There were bottles of radium water (guaranteed to make the drinker sparkle with energy), radium soda, radium candy, radium-laced facial creams to rejuvenate the skin, radium-sprinkled face powder in four clearly labeled tints: white, natural, tan and African, soaps, pain-relieving liniments and lotions. Researchers discovered that the European hot springs, famed for their healing powers, contained radon, a gas that derived from the element uranium.
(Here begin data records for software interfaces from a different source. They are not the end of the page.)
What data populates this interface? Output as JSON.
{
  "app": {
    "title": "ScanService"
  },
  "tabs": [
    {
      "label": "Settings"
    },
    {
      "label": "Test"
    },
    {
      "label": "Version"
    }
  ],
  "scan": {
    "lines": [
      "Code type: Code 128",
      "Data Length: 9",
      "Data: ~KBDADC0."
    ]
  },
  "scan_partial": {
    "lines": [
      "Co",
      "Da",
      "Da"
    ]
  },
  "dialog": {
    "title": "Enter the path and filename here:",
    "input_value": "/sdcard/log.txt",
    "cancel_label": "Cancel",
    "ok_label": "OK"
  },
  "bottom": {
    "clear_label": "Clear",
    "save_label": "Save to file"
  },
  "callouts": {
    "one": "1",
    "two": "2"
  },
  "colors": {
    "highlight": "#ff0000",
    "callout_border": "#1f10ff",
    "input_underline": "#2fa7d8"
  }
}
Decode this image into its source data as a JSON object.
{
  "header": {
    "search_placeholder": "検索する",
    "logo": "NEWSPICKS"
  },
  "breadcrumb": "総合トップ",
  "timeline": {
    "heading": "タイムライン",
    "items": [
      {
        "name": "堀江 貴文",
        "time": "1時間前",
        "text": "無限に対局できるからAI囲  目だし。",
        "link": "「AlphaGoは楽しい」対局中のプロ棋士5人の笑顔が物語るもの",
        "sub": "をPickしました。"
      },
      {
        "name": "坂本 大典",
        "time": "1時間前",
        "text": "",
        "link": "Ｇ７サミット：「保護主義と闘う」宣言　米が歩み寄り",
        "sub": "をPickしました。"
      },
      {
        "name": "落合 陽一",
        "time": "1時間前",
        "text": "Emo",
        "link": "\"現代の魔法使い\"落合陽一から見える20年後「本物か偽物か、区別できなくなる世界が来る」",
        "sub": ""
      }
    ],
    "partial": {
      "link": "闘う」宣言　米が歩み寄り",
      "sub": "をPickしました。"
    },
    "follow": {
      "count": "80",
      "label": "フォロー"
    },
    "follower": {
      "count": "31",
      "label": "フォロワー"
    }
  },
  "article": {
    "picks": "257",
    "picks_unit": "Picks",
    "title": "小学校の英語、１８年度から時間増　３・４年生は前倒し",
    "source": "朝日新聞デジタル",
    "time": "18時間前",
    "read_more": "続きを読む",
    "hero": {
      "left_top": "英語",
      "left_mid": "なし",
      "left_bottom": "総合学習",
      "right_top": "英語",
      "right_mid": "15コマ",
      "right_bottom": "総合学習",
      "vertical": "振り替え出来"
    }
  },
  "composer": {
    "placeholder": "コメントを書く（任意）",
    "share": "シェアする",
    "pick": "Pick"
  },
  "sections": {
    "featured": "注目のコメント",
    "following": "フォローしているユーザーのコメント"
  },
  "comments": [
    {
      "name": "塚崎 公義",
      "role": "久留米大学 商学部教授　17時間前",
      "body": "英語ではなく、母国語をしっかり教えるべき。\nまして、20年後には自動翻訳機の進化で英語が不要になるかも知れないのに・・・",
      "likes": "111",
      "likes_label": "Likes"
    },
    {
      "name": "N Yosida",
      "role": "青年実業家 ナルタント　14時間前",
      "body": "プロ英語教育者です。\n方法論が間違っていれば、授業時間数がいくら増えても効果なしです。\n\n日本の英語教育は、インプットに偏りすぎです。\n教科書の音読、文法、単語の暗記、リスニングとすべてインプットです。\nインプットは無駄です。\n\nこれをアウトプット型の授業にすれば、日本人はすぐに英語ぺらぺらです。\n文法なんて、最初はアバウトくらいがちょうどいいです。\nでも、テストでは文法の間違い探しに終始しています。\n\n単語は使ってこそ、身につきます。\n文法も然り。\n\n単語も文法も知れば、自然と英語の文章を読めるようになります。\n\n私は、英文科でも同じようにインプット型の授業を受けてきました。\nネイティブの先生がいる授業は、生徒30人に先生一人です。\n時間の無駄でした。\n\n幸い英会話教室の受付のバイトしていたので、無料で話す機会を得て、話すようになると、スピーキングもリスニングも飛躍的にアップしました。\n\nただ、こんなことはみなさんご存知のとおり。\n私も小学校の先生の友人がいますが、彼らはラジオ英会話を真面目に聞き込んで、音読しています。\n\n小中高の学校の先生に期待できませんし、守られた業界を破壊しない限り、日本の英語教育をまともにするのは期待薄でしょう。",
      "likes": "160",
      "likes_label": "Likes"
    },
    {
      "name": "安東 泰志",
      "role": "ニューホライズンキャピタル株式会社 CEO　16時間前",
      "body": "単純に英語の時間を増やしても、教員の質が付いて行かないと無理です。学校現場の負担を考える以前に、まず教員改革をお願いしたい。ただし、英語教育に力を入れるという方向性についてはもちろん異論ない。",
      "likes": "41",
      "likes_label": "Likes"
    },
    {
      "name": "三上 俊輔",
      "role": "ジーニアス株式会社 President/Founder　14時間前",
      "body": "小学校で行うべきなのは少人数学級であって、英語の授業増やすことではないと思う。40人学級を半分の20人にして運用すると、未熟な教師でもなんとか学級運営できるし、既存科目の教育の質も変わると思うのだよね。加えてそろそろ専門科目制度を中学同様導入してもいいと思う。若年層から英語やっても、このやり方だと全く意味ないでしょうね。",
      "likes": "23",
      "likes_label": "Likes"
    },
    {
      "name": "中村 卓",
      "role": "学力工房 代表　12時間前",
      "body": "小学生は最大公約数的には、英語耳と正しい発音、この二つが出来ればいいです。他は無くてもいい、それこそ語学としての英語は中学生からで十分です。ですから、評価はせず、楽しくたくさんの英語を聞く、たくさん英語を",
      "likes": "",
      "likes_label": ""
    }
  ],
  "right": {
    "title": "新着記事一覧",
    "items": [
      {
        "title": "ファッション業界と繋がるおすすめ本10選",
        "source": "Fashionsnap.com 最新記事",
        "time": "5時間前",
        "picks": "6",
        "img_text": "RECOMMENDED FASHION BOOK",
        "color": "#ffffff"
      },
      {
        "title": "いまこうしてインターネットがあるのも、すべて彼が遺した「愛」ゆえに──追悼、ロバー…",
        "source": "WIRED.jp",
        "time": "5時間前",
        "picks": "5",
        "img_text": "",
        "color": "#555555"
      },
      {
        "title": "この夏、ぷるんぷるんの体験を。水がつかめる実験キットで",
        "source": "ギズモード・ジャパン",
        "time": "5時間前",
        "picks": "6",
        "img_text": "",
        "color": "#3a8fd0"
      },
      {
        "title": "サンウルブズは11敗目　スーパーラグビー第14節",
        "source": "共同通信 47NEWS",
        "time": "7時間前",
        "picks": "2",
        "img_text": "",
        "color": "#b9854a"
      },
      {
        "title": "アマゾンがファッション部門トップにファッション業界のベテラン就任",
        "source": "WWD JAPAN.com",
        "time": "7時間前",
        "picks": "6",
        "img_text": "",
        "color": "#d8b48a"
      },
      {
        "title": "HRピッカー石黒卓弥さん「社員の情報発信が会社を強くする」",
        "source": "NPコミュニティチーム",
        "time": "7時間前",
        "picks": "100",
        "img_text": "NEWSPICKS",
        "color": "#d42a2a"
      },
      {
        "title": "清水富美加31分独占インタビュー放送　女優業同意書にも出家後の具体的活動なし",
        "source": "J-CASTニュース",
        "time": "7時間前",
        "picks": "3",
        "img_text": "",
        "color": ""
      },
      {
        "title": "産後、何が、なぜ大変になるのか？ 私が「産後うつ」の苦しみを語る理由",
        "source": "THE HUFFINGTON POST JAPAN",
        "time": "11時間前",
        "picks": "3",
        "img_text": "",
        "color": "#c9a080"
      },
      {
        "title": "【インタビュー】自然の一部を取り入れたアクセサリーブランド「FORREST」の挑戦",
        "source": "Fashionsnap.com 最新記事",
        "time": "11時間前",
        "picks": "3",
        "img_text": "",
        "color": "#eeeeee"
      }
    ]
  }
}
Perhaps, scientists suggested, the health effects of the mineral hot springs came from radioactive elements in the ground around them; spas in upstate New York rushed to compete by dropping uranium ores into their swimming pools; a New Jersey company grew rich selling hundreds of thousands of bottles of “Radithor: Certified Radioactive Water” as a tonic that guaranteed new vigor and energy. Radiant Health, the ads proclaimed, beautiful skin, endless vigor, and eternal health – ingesting radium seemed the next best thing to drinking sunlight
Sadly for the girls (mostly teens and young women) who painted the glowing watch dials and played with the radium –coating their hair, fingernails, and even their teeth with the pretty glowing substance — it was not a radiant path to eternal health but a hellish descent into a grotesque and painful death. By 1924 nine formerly healthy young women were dead.
Deborah Blum is a Pulitzer Prize science writer and Professor of Journalism at the University of Wisconsin. Her blog post intrigued me enough that I downloaded the audio version of The Poisoner’s Handbook from iTunes. I’ve been listening to it in my kitchen in the evenings when I prepare dinner — much to the consternation of my family. Last night Arsenic was on the laptop and chili was in the cookpot.
They let me take the first bite.